== Collected data ==
::::::::::

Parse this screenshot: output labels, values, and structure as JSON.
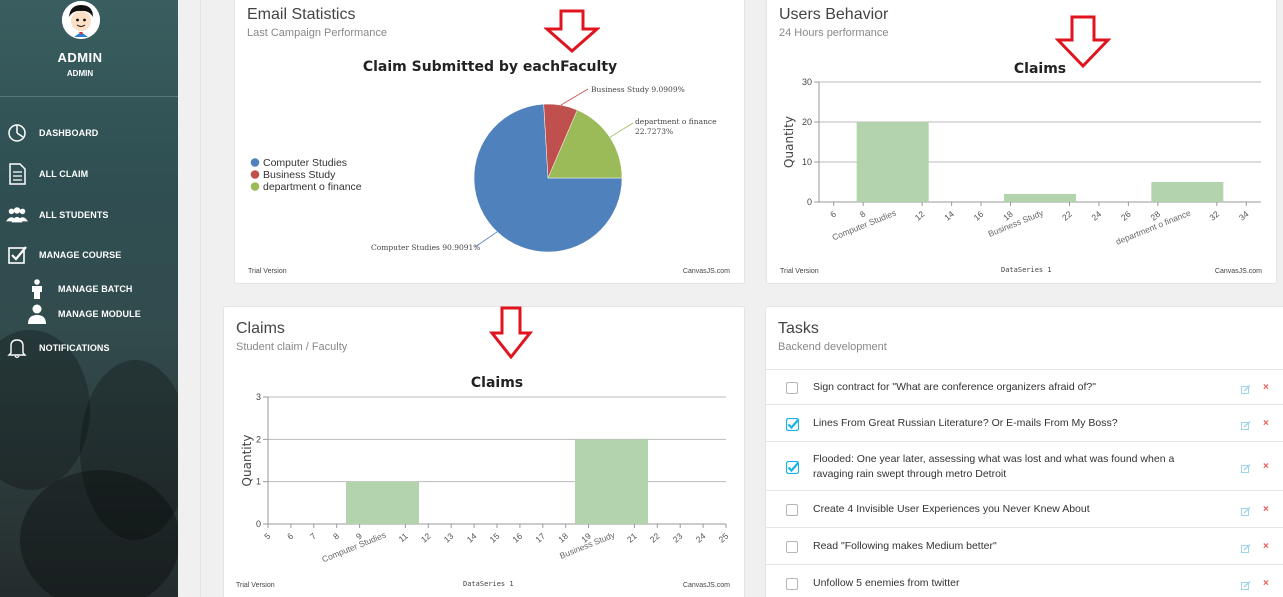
{
  "profile": {
    "name": "ADMIN",
    "role": "ADMIN"
  },
  "nav": [
    {
      "label": "DASHBOARD",
      "icon": "dashboard-pie-icon"
    },
    {
      "label": "ALL CLAIM",
      "icon": "document-icon"
    },
    {
      "label": "ALL STUDENTS",
      "icon": "users-icon"
    },
    {
      "label": "MANAGE COURSE",
      "icon": "checkbox-icon"
    },
    {
      "label": "MANAGE BATCH",
      "icon": "person-icon"
    },
    {
      "label": "MANAGE MODULE",
      "icon": "user-icon"
    },
    {
      "label": "NOTIFICATIONS",
      "icon": "bell-icon"
    }
  ],
  "email_card": {
    "title": "Email Statistics",
    "subtitle": "Last Campaign Performance",
    "footer_left": "Trial Version",
    "footer_right": "CanvasJS.com"
  },
  "users_card": {
    "title": "Users Behavior",
    "subtitle": "24 Hours performance",
    "footer_left": "Trial Version",
    "footer_mid": "DataSeries 1",
    "footer_right": "CanvasJS.com"
  },
  "claims_card": {
    "title": "Claims",
    "subtitle": "Student claim / Faculty",
    "footer_left": "Trial Version",
    "footer_mid": "DataSeries 1",
    "footer_right": "CanvasJS.com"
  },
  "tasks_card": {
    "title": "Tasks",
    "subtitle": "Backend development",
    "items": [
      {
        "text": "Sign contract for \"What are conference organizers afraid of?\"",
        "checked": false
      },
      {
        "text": "Lines From Great Russian Literature? Or E-mails From My Boss?",
        "checked": true
      },
      {
        "text": "Flooded: One year later, assessing what was lost and what was found when a ravaging rain swept through metro Detroit",
        "checked": true
      },
      {
        "text": "Create 4 Invisible User Experiences you Never Knew About",
        "checked": false
      },
      {
        "text": "Read \"Following makes Medium better\"",
        "checked": false
      },
      {
        "text": "Unfollow 5 enemies from twitter",
        "checked": false
      }
    ]
  },
  "colors": {
    "bar": "#b2d3ac",
    "pie_blue": "#4f81bc",
    "pie_red": "#c0504e",
    "pie_green": "#9bbb58",
    "arrow": "#e0141e",
    "check": "#1ab3e8"
  },
  "chart_data": [
    {
      "type": "pie",
      "title": "Claim Submitted by eachFaculty",
      "categories": [
        "Computer Studies",
        "Business Study",
        "department o finance"
      ],
      "values": [
        90.9091,
        9.0909,
        22.7273
      ],
      "labels": [
        "Computer Studies 90.9091%",
        "Business Study 9.0909%",
        "department o finance 22.7273%"
      ],
      "legend": "left"
    },
    {
      "type": "bar",
      "title": "Claims",
      "xlabel": "",
      "ylabel": "Quantity",
      "ylim": [
        0,
        30
      ],
      "yticks": [
        0,
        10,
        20,
        30
      ],
      "xticks": [
        6,
        8,
        12,
        14,
        16,
        18,
        22,
        24,
        26,
        28,
        32,
        34
      ],
      "x_range": [
        5,
        35
      ],
      "categories": [
        "Computer Studies",
        "Business Study",
        "department o finance"
      ],
      "x": [
        10,
        20,
        30
      ],
      "values": [
        20,
        2,
        5
      ],
      "series": [
        {
          "name": "DataSeries 1",
          "values": [
            20,
            2,
            5
          ]
        }
      ],
      "grid": true
    },
    {
      "type": "bar",
      "title": "Claims",
      "xlabel": "",
      "ylabel": "Quantity",
      "ylim": [
        0,
        3
      ],
      "yticks": [
        0,
        1,
        2,
        3
      ],
      "xticks": [
        5,
        6,
        7,
        8,
        9,
        11,
        12,
        13,
        14,
        15,
        16,
        17,
        18,
        19,
        21,
        22,
        23,
        24,
        25
      ],
      "x_range": [
        5,
        25
      ],
      "categories": [
        "Computer Studies",
        "Business Study"
      ],
      "x": [
        10,
        20
      ],
      "values": [
        1,
        2
      ],
      "series": [
        {
          "name": "DataSeries 1",
          "values": [
            1,
            2
          ]
        }
      ],
      "grid": true
    }
  ]
}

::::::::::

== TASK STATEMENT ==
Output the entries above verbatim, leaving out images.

== YOUR SOLUTION ==
Parse this screenshot: output labels, values, and structure as JSON.
{
  "profile": {
    "name": "ADMIN",
    "role": "ADMIN"
  },
  "nav": [
    {
      "label": "DASHBOARD",
      "icon": "dashboard-pie-icon"
    },
    {
      "label": "ALL CLAIM",
      "icon": "document-icon"
    },
    {
      "label": "ALL STUDENTS",
      "icon": "users-icon"
    },
    {
      "label": "MANAGE COURSE",
      "icon": "checkbox-icon"
    },
    {
      "label": "MANAGE BATCH",
      "icon": "person-icon"
    },
    {
      "label": "MANAGE MODULE",
      "icon": "user-icon"
    },
    {
      "label": "NOTIFICATIONS",
      "icon": "bell-icon"
    }
  ],
  "email_card": {
    "title": "Email Statistics",
    "subtitle": "Last Campaign Performance",
    "footer_left": "Trial Version",
    "footer_right": "CanvasJS.com"
  },
  "users_card": {
    "title": "Users Behavior",
    "subtitle": "24 Hours performance",
    "footer_left": "Trial Version",
    "footer_mid": "DataSeries 1",
    "footer_right": "CanvasJS.com"
  },
  "claims_card": {
    "title": "Claims",
    "subtitle": "Student claim / Faculty",
    "footer_left": "Trial Version",
    "footer_mid": "DataSeries 1",
    "footer_right": "CanvasJS.com"
  },
  "tasks_card": {
    "title": "Tasks",
    "subtitle": "Backend development",
    "items": [
      {
        "text": "Sign contract for \"What are conference organizers afraid of?\"",
        "checked": false
      },
      {
        "text": "Lines From Great Russian Literature? Or E-mails From My Boss?",
        "checked": true
      },
      {
        "text": "Flooded: One year later, assessing what was lost and what was found when a ravaging rain swept through metro Detroit",
        "checked": true
      },
      {
        "text": "Create 4 Invisible User Experiences you Never Knew About",
        "checked": false
      },
      {
        "text": "Read \"Following makes Medium better\"",
        "checked": false
      },
      {
        "text": "Unfollow 5 enemies from twitter",
        "checked": false
      }
    ]
  },
  "colors": {
    "bar": "#b2d3ac",
    "pie_blue": "#4f81bc",
    "pie_red": "#c0504e",
    "pie_green": "#9bbb58",
    "arrow": "#e0141e",
    "check": "#1ab3e8"
  },
  "chart_data": [
    {
      "type": "pie",
      "title": "Claim Submitted by eachFaculty",
      "categories": [
        "Computer Studies",
        "Business Study",
        "department o finance"
      ],
      "values": [
        90.9091,
        9.0909,
        22.7273
      ],
      "labels": [
        "Computer Studies 90.9091%",
        "Business Study 9.0909%",
        "department o finance 22.7273%"
      ],
      "legend": "left"
    },
    {
      "type": "bar",
      "title": "Claims",
      "xlabel": "",
      "ylabel": "Quantity",
      "ylim": [
        0,
        30
      ],
      "yticks": [
        0,
        10,
        20,
        30
      ],
      "xticks": [
        6,
        8,
        12,
        14,
        16,
        18,
        22,
        24,
        26,
        28,
        32,
        34
      ],
      "x_range": [
        5,
        35
      ],
      "categories": [
        "Computer Studies",
        "Business Study",
        "department o finance"
      ],
      "x": [
        10,
        20,
        30
      ],
      "values": [
        20,
        2,
        5
      ],
      "series": [
        {
          "name": "DataSeries 1",
          "values": [
            20,
            2,
            5
          ]
        }
      ],
      "grid": true
    },
    {
      "type": "bar",
      "title": "Claims",
      "xlabel": "",
      "ylabel": "Quantity",
      "ylim": [
        0,
        3
      ],
      "yticks": [
        0,
        1,
        2,
        3
      ],
      "xticks": [
        5,
        6,
        7,
        8,
        9,
        11,
        12,
        13,
        14,
        15,
        16,
        17,
        18,
        19,
        21,
        22,
        23,
        24,
        25
      ],
      "x_range": [
        5,
        25
      ],
      "categories": [
        "Computer Studies",
        "Business Study"
      ],
      "x": [
        10,
        20
      ],
      "values": [
        1,
        2
      ],
      "series": [
        {
          "name": "DataSeries 1",
          "values": [
            1,
            2
          ]
        }
      ],
      "grid": true
    }
  ]
}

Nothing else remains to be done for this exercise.